Bottom: Moxie Bottle, 1963, Glenshaw Glass Company, Glenshaw, PA.  Gift of Peter G. Huntsman, 2001.051.2.  Photograph by David Bohl.


An Example of Tiffany's Favrile Glass

77_70_10S1 Although this bowl may not be as recognizable as the famed stained-glass Tiffany lamps or windows, it does bear Louis Comfort Tiffany’s (1848-1933) name on the bottom. The soft colors and elegant style of the bowl made it a natural for inclusion in the “beauty and craftsmanship” section of the National Heritage Museum’s current exhibition, Curators’ Choice: Favorites from the Collection.

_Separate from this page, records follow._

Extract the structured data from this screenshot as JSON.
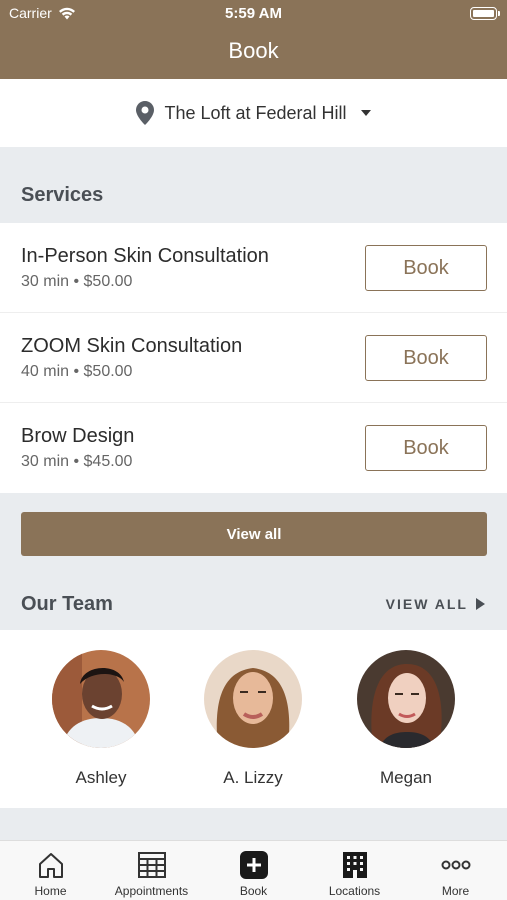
{
  "status_bar": {
    "carrier": "Carrier",
    "time": "5:59 AM"
  },
  "nav": {
    "title": "Book"
  },
  "location": {
    "name": "The Loft at Federal Hill"
  },
  "services": {
    "title": "Services",
    "items": [
      {
        "name": "In-Person Skin Consultation",
        "meta": "30 min • $50.00",
        "button": "Book"
      },
      {
        "name": "ZOOM Skin Consultation",
        "meta": "40 min • $50.00",
        "button": "Book"
      },
      {
        "name": "Brow Design",
        "meta": "30 min • $45.00",
        "button": "Book"
      }
    ],
    "view_all": "View all"
  },
  "team": {
    "title": "Our Team",
    "view_all": "VIEW ALL",
    "members": [
      {
        "name": "Ashley"
      },
      {
        "name": "A. Lizzy"
      },
      {
        "name": "Megan"
      }
    ]
  },
  "tabs": [
    {
      "label": "Home",
      "icon": "home-icon"
    },
    {
      "label": "Appointments",
      "icon": "calendar-grid-icon"
    },
    {
      "label": "Book",
      "icon": "plus-icon"
    },
    {
      "label": "Locations",
      "icon": "building-icon"
    },
    {
      "label": "More",
      "icon": "more-icon"
    }
  ],
  "colors": {
    "brand": "#8a7358",
    "background": "#e9ecef",
    "text_dark": "#4a4f55"
  }
}
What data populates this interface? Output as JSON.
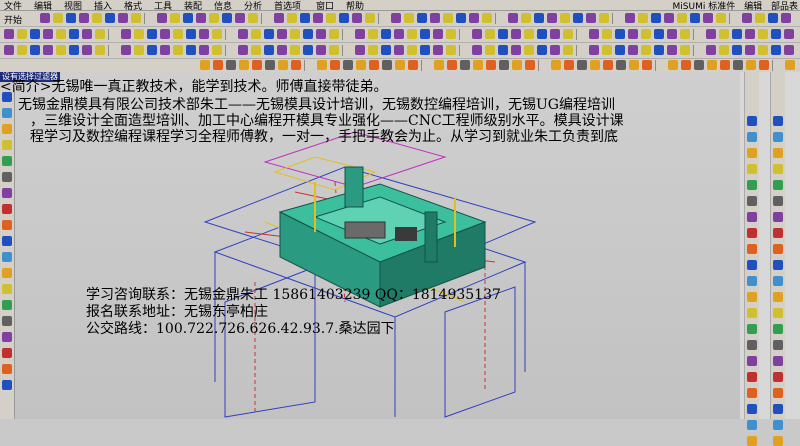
{
  "menubar": {
    "items": [
      "文件",
      "编辑",
      "视图",
      "插入",
      "格式",
      "工具",
      "装配",
      "信息",
      "分析",
      "首选项",
      "窗口",
      "帮助"
    ],
    "right": [
      "MiSUMi 标准件",
      "编辑",
      "部品表"
    ]
  },
  "toolbar": {
    "start_label": "开始"
  },
  "overlay_tag": "设有选择过滤器",
  "ad": {
    "line1": "<简介>无锡唯一真正教技术，能学到技术。师傅直接带徒弟。",
    "line2": "无锡金鼎模具有限公司技术部朱工——无锡模具设计培训，无锡数控编程培训，无锡UG编程培训",
    "line3": "，三维设计全面造型培训、加工中心编程开模具专业强化——CNC工程师级别水平。模具设计课",
    "line4": "程学习及数控编程课程学习全程师傅教，一对一，手把手教会为止。从学习到就业朱工负责到底"
  },
  "contact": {
    "line1": "学习咨询联系：无锡金鼎朱工 15861403239 QQ：1814935137",
    "line2": "报名联系地址：无锡东亭柏庄",
    "line3": "公交路线：100.722.726.626.42.93.7.桑达园下"
  },
  "colors": {
    "mold_green": "#2fa58d",
    "mold_dark": "#1f6f5f",
    "wire_blue": "#3040c0",
    "wire_red": "#d03030",
    "wire_yellow": "#e0c020"
  }
}
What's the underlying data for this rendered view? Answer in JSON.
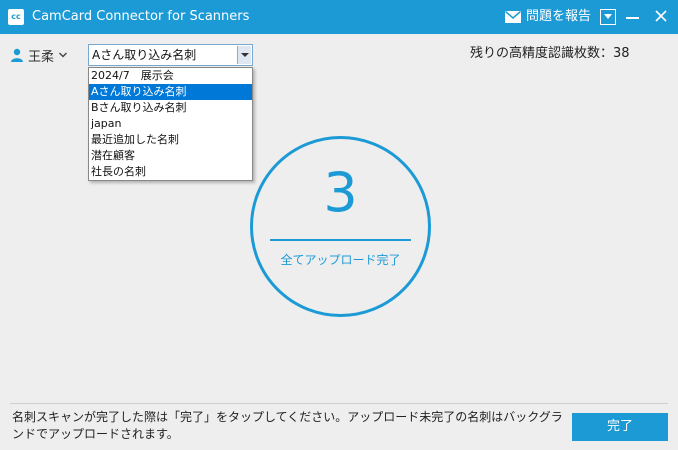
{
  "window": {
    "logo_text": "cc",
    "title": "CamCard Connector for Scanners",
    "report_label": "問題を報告",
    "accent_color": "#1c9ad6",
    "icons": [
      "mail-icon",
      "dropdown-box-icon",
      "minimize-icon",
      "close-icon"
    ]
  },
  "user": {
    "name": "王柔",
    "icon": "user-icon"
  },
  "group_select": {
    "selected": "Aさん取り込み名刺",
    "options": [
      "2024/7　展示会",
      "Aさん取り込み名刺",
      "Bさん取り込み名刺",
      "japan",
      "最近追加した名刺",
      "潜在顧客",
      "社長の名刺"
    ],
    "highlighted_index": 1
  },
  "remaining_label": "残りの高精度認識枚数：38",
  "progress": {
    "count": "3",
    "status": "全てアップロード完了"
  },
  "footer": {
    "note": "名刺スキャンが完了した際は「完了」をタップしてください。アップロード未完了の名刺はバックグランドでアップロードされます。",
    "done_label": "完了"
  }
}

The ruffle-edge rim gives the piece a natural feel, which was one of the hallmarks of Tiffany’s work with glass vessels. In the early 1890s, Tiffany developed a method of blending different colors together in a molten state. He initially used this technique when crafting his stained-glass windows, extending it to three-dimensional objects in 1893. Initially, Tiffany christened this glass “fabrile,” from an Old English word meaning “hand-wrought.” By 1894, he changed it slightly to “Favrile” and the name stuck. New York’s Metropolitan Museum of Art is fortunate to have 27 Favrile pieces from Tiffany’s personal collection.

Do you have a favorite Tiffany piece? Let us know in a comment below.

Favrile Bowl, 1909, Louis Comfort Tiffany (1848-1933), Corona, New York, National Heritage Museum, gift of Dorothy A. Richardson, 77.70.10.